§ **Task instructions**: Work through the lines below and count those holding "icon"; reply with the number only.

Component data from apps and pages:

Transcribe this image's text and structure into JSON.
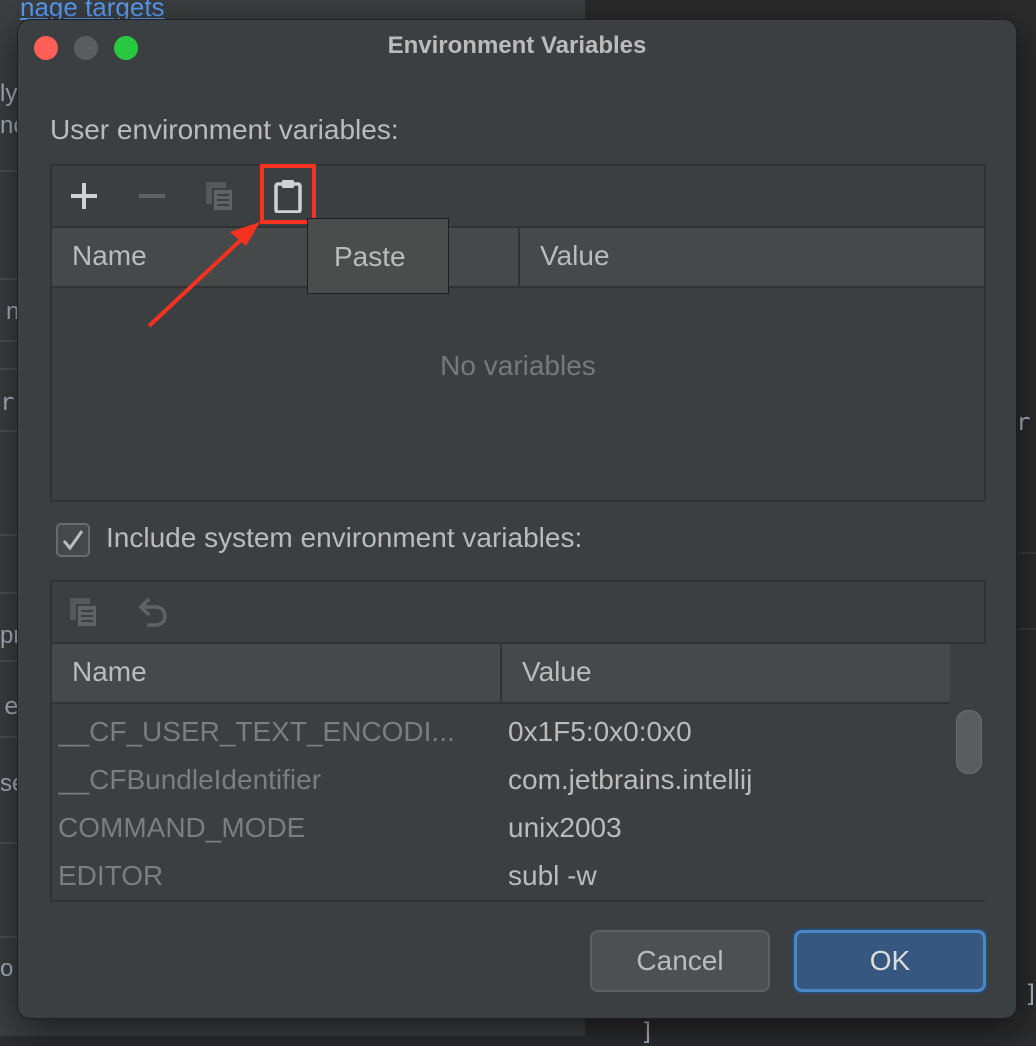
{
  "background": {
    "link_text": "nage targets",
    "left_fragments": [
      "ly",
      "nc",
      "n",
      "r",
      "pr",
      "e",
      "se",
      "o"
    ],
    "right_fragments": [
      "r",
      "]",
      "]"
    ]
  },
  "dialog": {
    "title": "Environment Variables",
    "user_section": {
      "label": "User environment variables:",
      "toolbar": {
        "add_icon": "plus-icon",
        "remove_icon": "minus-icon",
        "copy_icon": "copy-icon",
        "paste_icon": "clipboard-icon"
      },
      "tooltip": "Paste",
      "columns": [
        "Name",
        "Value"
      ],
      "empty_text": "No variables"
    },
    "include_system": {
      "checked": true,
      "label": "Include system environment variables:"
    },
    "system_section": {
      "toolbar": {
        "copy_icon": "copy-icon",
        "undo_icon": "undo-icon"
      },
      "columns": [
        "Name",
        "Value"
      ],
      "rows": [
        {
          "name": "__CF_USER_TEXT_ENCODI...",
          "value": "0x1F5:0x0:0x0"
        },
        {
          "name": "__CFBundleIdentifier",
          "value": "com.jetbrains.intellij"
        },
        {
          "name": "COMMAND_MODE",
          "value": "unix2003"
        },
        {
          "name": "EDITOR",
          "value": "subl -w"
        }
      ]
    },
    "buttons": {
      "cancel": "Cancel",
      "ok": "OK"
    }
  },
  "colors": {
    "annotation_red": "#f5311f",
    "ok_button": "#365880"
  }
}
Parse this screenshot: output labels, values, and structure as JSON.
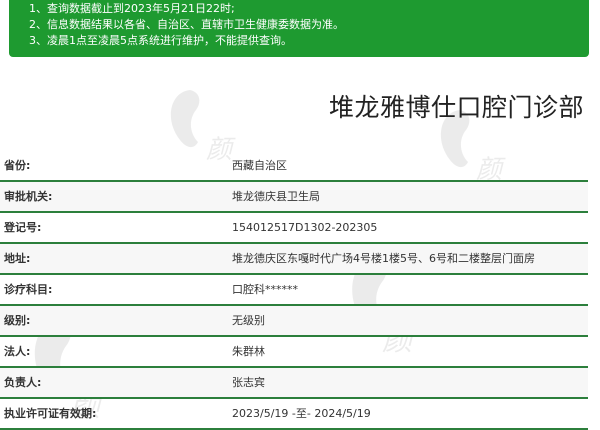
{
  "notice": {
    "lines": [
      "1、查询数据截止到2023年5月21日22时;",
      "2、信息数据结果以各省、自治区、直辖市卫生健康委数据为准。",
      "3、凌晨1点至凌晨5点系统进行维护，不能提供查询。"
    ],
    "background_color": "#1e9a30"
  },
  "clinic": {
    "name": "堆龙雅博仕口腔门诊部"
  },
  "info_rows": [
    {
      "label": "省份:",
      "value": "西藏自治区"
    },
    {
      "label": "审批机关:",
      "value": "堆龙德庆县卫生局"
    },
    {
      "label": "登记号:",
      "value": "154012517D1302-202305"
    },
    {
      "label": "地址:",
      "value": "堆龙德庆区东嘎时代广场4号楼1楼5号、6号和二楼整层门面房"
    },
    {
      "label": "诊疗科目:",
      "value": "口腔科******"
    },
    {
      "label": "级别:",
      "value": "无级别"
    },
    {
      "label": "法人:",
      "value": "朱群林"
    },
    {
      "label": "负责人:",
      "value": "张志宾"
    },
    {
      "label": "执业许可证有效期:",
      "value": "2023/5/19 -至- 2024/5/19"
    }
  ],
  "watermark": {
    "brand": "yan-icon"
  },
  "colors": {
    "row_divider": "#2c7f3c",
    "text": "#333333"
  }
}
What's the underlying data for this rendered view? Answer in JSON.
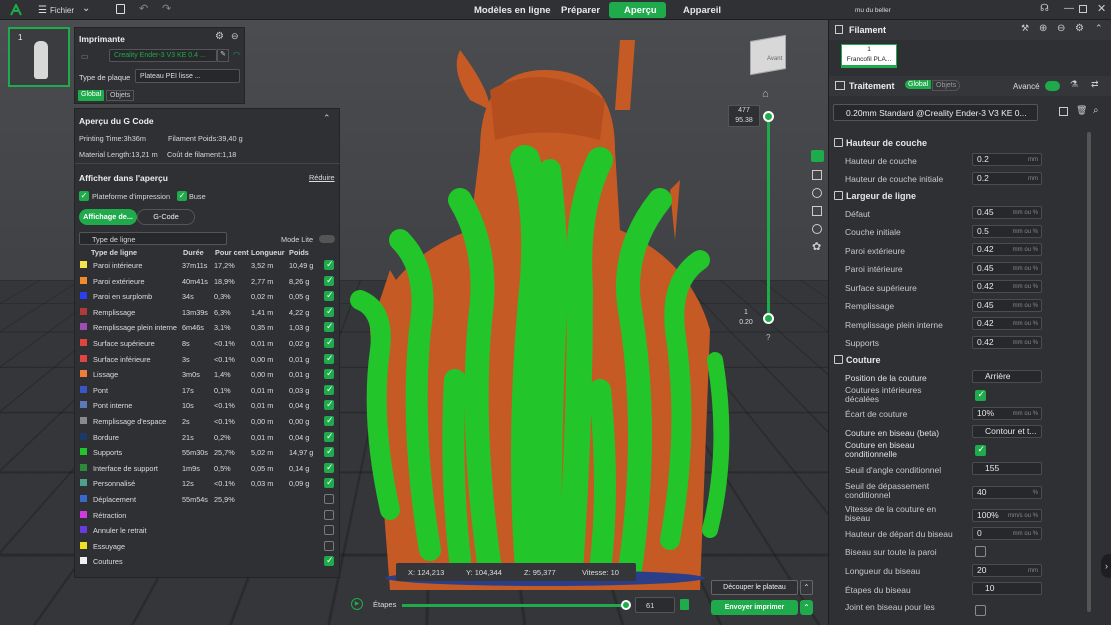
{
  "app": {
    "file_menu": "Fichier",
    "nav_tabs": [
      "Modèles en ligne",
      "Préparer",
      "Aperçu",
      "Appareil"
    ],
    "active_tab": "Aperçu",
    "window_title": "mu du beller"
  },
  "colors": {
    "accent": "#1faa4b",
    "model_orange": "#c65a25",
    "support_green": "#22c52a"
  },
  "plate": {
    "number": "1"
  },
  "printer": {
    "title": "Imprimante",
    "name": "Creality Ender-3 V3 KE 0.4 ...",
    "plate_type_label": "Type de plaque",
    "plate_type_value": "Plateau PEI lisse ...",
    "tab_global": "Global",
    "tab_objects": "Objets"
  },
  "gcode": {
    "title": "Aperçu du G Code",
    "printing_time": "Printing Time:3h36m",
    "filament_weight": "Filament Poids:39,40 g",
    "material_length": "Material Length:13,21 m",
    "filament_cost": "Coût de filament:1,18",
    "display_title": "Afficher dans l'aperçu",
    "reduce": "Réduire",
    "show_platform": "Plateforme d'impression",
    "show_nozzle": "Buse",
    "btn_display": "Affichage de...",
    "btn_gcode": "G-Code",
    "line_type_select": "Type de ligne",
    "lite_mode": "Mode Lite",
    "headers": [
      "Type de ligne",
      "Durée",
      "Pour cent",
      "Longueur",
      "Poids"
    ],
    "rows": [
      {
        "color": "#f4e34a",
        "name": "Paroi intérieure",
        "time": "37m11s",
        "pct": "17,2%",
        "len": "3,52 m",
        "w": "10,49 g",
        "on": true
      },
      {
        "color": "#f08c2c",
        "name": "Paroi extérieure",
        "time": "40m41s",
        "pct": "18,9%",
        "len": "2,77 m",
        "w": "8,26 g",
        "on": true
      },
      {
        "color": "#2a3ff0",
        "name": "Paroi en surplomb",
        "time": "34s",
        "pct": "0,3%",
        "len": "0,02 m",
        "w": "0,05 g",
        "on": true
      },
      {
        "color": "#b03a3a",
        "name": "Remplissage",
        "time": "13m39s",
        "pct": "6,3%",
        "len": "1,41 m",
        "w": "4,22 g",
        "on": true
      },
      {
        "color": "#9b4fb0",
        "name": "Remplissage plein interne",
        "time": "6m46s",
        "pct": "3,1%",
        "len": "0,35 m",
        "w": "1,03 g",
        "on": true
      },
      {
        "color": "#e0443a",
        "name": "Surface supérieure",
        "time": "8s",
        "pct": "<0.1%",
        "len": "0,01 m",
        "w": "0,02 g",
        "on": true
      },
      {
        "color": "#e04545",
        "name": "Surface inférieure",
        "time": "3s",
        "pct": "<0.1%",
        "len": "0,00 m",
        "w": "0,01 g",
        "on": true
      },
      {
        "color": "#f07d3a",
        "name": "Lissage",
        "time": "3m0s",
        "pct": "1,4%",
        "len": "0,00 m",
        "w": "0,01 g",
        "on": true
      },
      {
        "color": "#3b55c8",
        "name": "Pont",
        "time": "17s",
        "pct": "0,1%",
        "len": "0,01 m",
        "w": "0,03 g",
        "on": true
      },
      {
        "color": "#5d78b8",
        "name": "Pont interne",
        "time": "10s",
        "pct": "<0.1%",
        "len": "0,01 m",
        "w": "0,04 g",
        "on": true
      },
      {
        "color": "#8a8a8a",
        "name": "Remplissage d'espace",
        "time": "2s",
        "pct": "<0.1%",
        "len": "0,00 m",
        "w": "0,00 g",
        "on": true
      },
      {
        "color": "#1a3a6a",
        "name": "Bordure",
        "time": "21s",
        "pct": "0,2%",
        "len": "0,01 m",
        "w": "0,04 g",
        "on": true
      },
      {
        "color": "#22c52a",
        "name": "Supports",
        "time": "55m30s",
        "pct": "25,7%",
        "len": "5,02 m",
        "w": "14,97 g",
        "on": true
      },
      {
        "color": "#2c8a3a",
        "name": "Interface de support",
        "time": "1m9s",
        "pct": "0,5%",
        "len": "0,05 m",
        "w": "0,14 g",
        "on": true
      },
      {
        "color": "#4fa08a",
        "name": "Personnalisé",
        "time": "12s",
        "pct": "<0.1%",
        "len": "0,03 m",
        "w": "0,09 g",
        "on": true
      },
      {
        "color": "#3a68c8",
        "name": "Déplacement",
        "time": "55m54s",
        "pct": "25,9%",
        "len": "",
        "w": "",
        "on": false
      },
      {
        "color": "#d03adf",
        "name": "Rétraction",
        "time": "",
        "pct": "",
        "len": "",
        "w": "",
        "on": false
      },
      {
        "color": "#6a3ae0",
        "name": "Annuler le retrait",
        "time": "",
        "pct": "",
        "len": "",
        "w": "",
        "on": false
      },
      {
        "color": "#f0e020",
        "name": "Essuyage",
        "time": "",
        "pct": "",
        "len": "",
        "w": "",
        "on": false
      },
      {
        "color": "#f0f0f0",
        "name": "Coutures",
        "time": "",
        "pct": "",
        "len": "",
        "w": "",
        "on": true
      }
    ]
  },
  "viewport": {
    "layer_top": "477",
    "layer_top_h": "95.38",
    "layer_bottom": "1",
    "layer_bottom_h": "0.20",
    "help": "?",
    "coords": {
      "x": "X: 124,213",
      "y": "Y: 104,344",
      "z": "Z: 95,377",
      "speed": "Vitesse: 10"
    },
    "cube_label": "Avant",
    "slice_btn": "Découper le plateau",
    "send_btn": "Envoyer imprimer",
    "steps_label": "Étapes",
    "steps_value": "61"
  },
  "right": {
    "filament_title": "Filament",
    "filament_slot_num": "1",
    "filament_slot_name": "Francofil PLA...",
    "process_title": "Traitement",
    "tab_global": "Global",
    "tab_objects": "Objets",
    "advanced": "Avancé",
    "profile": "0.20mm Standard @Creality Ender-3 V3 KE 0...",
    "sec_layer": "Hauteur de couche",
    "layer_height": "Hauteur de couche",
    "layer_height_v": "0.2",
    "mm": "mm",
    "first_layer": "Hauteur de couche initiale",
    "first_layer_v": "0.2",
    "sec_width": "Largeur de ligne",
    "w_default": "Défaut",
    "w_default_v": "0.45",
    "unit_mm_pct": "mm ou %",
    "w_first": "Couche initiale",
    "w_first_v": "0.5",
    "w_outer": "Paroi extérieure",
    "w_outer_v": "0.42",
    "w_inner": "Paroi intérieure",
    "w_inner_v": "0.45",
    "w_top": "Surface supérieure",
    "w_top_v": "0.42",
    "w_infill": "Remplissage",
    "w_infill_v": "0.45",
    "w_solid": "Remplissage plein interne",
    "w_solid_v": "0.42",
    "w_support": "Supports",
    "w_support_v": "0.42",
    "sec_seam": "Couture",
    "seam_pos": "Position de la couture",
    "seam_pos_v": "Arrière",
    "seam_inner": "Coutures intérieures décalées",
    "seam_gap": "Écart de couture",
    "seam_gap_v": "10%",
    "scarf": "Couture en biseau (beta)",
    "scarf_v": "Contour et t...",
    "scarf_cond": "Couture en biseau conditionnelle",
    "angle_thr": "Seuil d'angle conditionnel",
    "angle_thr_v": "155",
    "overhang_thr": "Seuil de dépassement conditionnel",
    "overhang_thr_v": "40",
    "pct": "%",
    "scarf_speed": "Vitesse de la couture en biseau",
    "scarf_speed_v": "100%",
    "speed_unit": "mm/s ou %",
    "scarf_start": "Hauteur de départ du biseau",
    "scarf_start_v": "0",
    "scarf_all": "Biseau sur toute la paroi",
    "scarf_len": "Longueur du biseau",
    "scarf_len_v": "20",
    "scarf_steps": "Étapes du biseau",
    "scarf_steps_v": "10",
    "scarf_joint": "Joint en biseau pour les"
  }
}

§ **Task result**: 7